*What you should do*
Give back all of the data verbatim.

Element data from apps and pages:
---+---

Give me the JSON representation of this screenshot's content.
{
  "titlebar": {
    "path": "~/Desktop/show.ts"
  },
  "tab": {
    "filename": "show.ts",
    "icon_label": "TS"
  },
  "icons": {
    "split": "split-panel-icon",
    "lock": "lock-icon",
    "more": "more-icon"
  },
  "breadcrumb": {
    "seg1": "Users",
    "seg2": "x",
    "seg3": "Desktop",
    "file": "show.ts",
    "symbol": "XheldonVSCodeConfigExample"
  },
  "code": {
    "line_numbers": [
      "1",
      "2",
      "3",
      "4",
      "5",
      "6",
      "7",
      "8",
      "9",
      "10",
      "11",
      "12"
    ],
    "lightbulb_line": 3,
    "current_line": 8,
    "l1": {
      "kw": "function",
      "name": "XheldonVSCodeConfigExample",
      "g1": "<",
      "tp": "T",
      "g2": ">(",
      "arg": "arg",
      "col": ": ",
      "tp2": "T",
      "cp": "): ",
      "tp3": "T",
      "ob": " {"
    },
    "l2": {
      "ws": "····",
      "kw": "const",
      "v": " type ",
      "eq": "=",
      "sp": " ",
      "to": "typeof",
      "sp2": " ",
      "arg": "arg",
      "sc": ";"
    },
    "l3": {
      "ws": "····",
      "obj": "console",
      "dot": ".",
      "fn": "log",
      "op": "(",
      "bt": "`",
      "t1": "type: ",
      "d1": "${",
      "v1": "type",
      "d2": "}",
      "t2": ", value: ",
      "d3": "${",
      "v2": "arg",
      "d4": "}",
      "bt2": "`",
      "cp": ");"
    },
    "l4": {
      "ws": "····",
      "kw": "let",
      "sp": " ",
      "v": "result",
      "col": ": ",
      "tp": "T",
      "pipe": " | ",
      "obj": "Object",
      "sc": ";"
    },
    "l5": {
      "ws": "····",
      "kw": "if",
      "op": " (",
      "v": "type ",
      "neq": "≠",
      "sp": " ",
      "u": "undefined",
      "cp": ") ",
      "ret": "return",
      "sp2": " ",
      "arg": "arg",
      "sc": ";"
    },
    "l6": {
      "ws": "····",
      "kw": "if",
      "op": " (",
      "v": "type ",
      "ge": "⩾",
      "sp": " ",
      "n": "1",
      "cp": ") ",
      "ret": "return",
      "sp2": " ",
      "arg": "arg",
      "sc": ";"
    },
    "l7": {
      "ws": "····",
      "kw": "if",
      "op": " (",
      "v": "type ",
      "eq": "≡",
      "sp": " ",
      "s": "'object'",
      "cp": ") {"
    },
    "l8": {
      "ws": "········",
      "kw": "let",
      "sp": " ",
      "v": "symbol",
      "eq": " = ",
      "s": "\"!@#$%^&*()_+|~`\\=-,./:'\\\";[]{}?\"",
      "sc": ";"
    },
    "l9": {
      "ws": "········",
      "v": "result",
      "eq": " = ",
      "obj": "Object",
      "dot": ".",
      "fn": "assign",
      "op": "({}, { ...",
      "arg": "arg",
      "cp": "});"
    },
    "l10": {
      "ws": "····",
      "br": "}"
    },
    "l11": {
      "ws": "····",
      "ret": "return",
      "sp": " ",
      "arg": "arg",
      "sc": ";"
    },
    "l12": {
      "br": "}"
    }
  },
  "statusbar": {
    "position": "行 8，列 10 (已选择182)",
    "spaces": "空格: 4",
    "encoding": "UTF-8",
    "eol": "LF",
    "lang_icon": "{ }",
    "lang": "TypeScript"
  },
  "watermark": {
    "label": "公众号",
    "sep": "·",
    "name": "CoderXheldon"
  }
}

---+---

*Exercise output*
Give me the JSON representation of this screenshot's content.
{
  "titlebar": {
    "path": "~/Desktop/show.ts"
  },
  "tab": {
    "filename": "show.ts",
    "icon_label": "TS"
  },
  "icons": {
    "split": "split-panel-icon",
    "lock": "lock-icon",
    "more": "more-icon"
  },
  "breadcrumb": {
    "seg1": "Users",
    "seg2": "x",
    "seg3": "Desktop",
    "file": "show.ts",
    "symbol": "XheldonVSCodeConfigExample"
  },
  "code": {
    "line_numbers": [
      "1",
      "2",
      "3",
      "4",
      "5",
      "6",
      "7",
      "8",
      "9",
      "10",
      "11",
      "12"
    ],
    "lightbulb_line": 3,
    "current_line": 8,
    "l1": {
      "kw": "function",
      "name": "XheldonVSCodeConfigExample",
      "g1": "<",
      "tp": "T",
      "g2": ">(",
      "arg": "arg",
      "col": ": ",
      "tp2": "T",
      "cp": "): ",
      "tp3": "T",
      "ob": " {"
    },
    "l2": {
      "ws": "····",
      "kw": "const",
      "v": " type ",
      "eq": "=",
      "sp": " ",
      "to": "typeof",
      "sp2": " ",
      "arg": "arg",
      "sc": ";"
    },
    "l3": {
      "ws": "····",
      "obj": "console",
      "dot": ".",
      "fn": "log",
      "op": "(",
      "bt": "`",
      "t1": "type: ",
      "d1": "${",
      "v1": "type",
      "d2": "}",
      "t2": ", value: ",
      "d3": "${",
      "v2": "arg",
      "d4": "}",
      "bt2": "`",
      "cp": ");"
    },
    "l4": {
      "ws": "····",
      "kw": "let",
      "sp": " ",
      "v": "result",
      "col": ": ",
      "tp": "T",
      "pipe": " | ",
      "obj": "Object",
      "sc": ";"
    },
    "l5": {
      "ws": "····",
      "kw": "if",
      "op": " (",
      "v": "type ",
      "neq": "≠",
      "sp": " ",
      "u": "undefined",
      "cp": ") ",
      "ret": "return",
      "sp2": " ",
      "arg": "arg",
      "sc": ";"
    },
    "l6": {
      "ws": "····",
      "kw": "if",
      "op": " (",
      "v": "type ",
      "ge": "⩾",
      "sp": " ",
      "n": "1",
      "cp": ") ",
      "ret": "return",
      "sp2": " ",
      "arg": "arg",
      "sc": ";"
    },
    "l7": {
      "ws": "····",
      "kw": "if",
      "op": " (",
      "v": "type ",
      "eq": "≡",
      "sp": " ",
      "s": "'object'",
      "cp": ") {"
    },
    "l8": {
      "ws": "········",
      "kw": "let",
      "sp": " ",
      "v": "symbol",
      "eq": " = ",
      "s": "\"!@#$%^&*()_+|~`\\=-,./:'\\\";[]{}?\"",
      "sc": ";"
    },
    "l9": {
      "ws": "········",
      "v": "result",
      "eq": " = ",
      "obj": "Object",
      "dot": ".",
      "fn": "assign",
      "op": "({}, { ...",
      "arg": "arg",
      "cp": "});"
    },
    "l10": {
      "ws": "····",
      "br": "}"
    },
    "l11": {
      "ws": "····",
      "ret": "return",
      "sp": " ",
      "arg": "arg",
      "sc": ";"
    },
    "l12": {
      "br": "}"
    }
  },
  "statusbar": {
    "position": "行 8，列 10 (已选择182)",
    "spaces": "空格: 4",
    "encoding": "UTF-8",
    "eol": "LF",
    "lang_icon": "{ }",
    "lang": "TypeScript"
  },
  "watermark": {
    "label": "公众号",
    "sep": "·",
    "name": "CoderXheldon"
  }
}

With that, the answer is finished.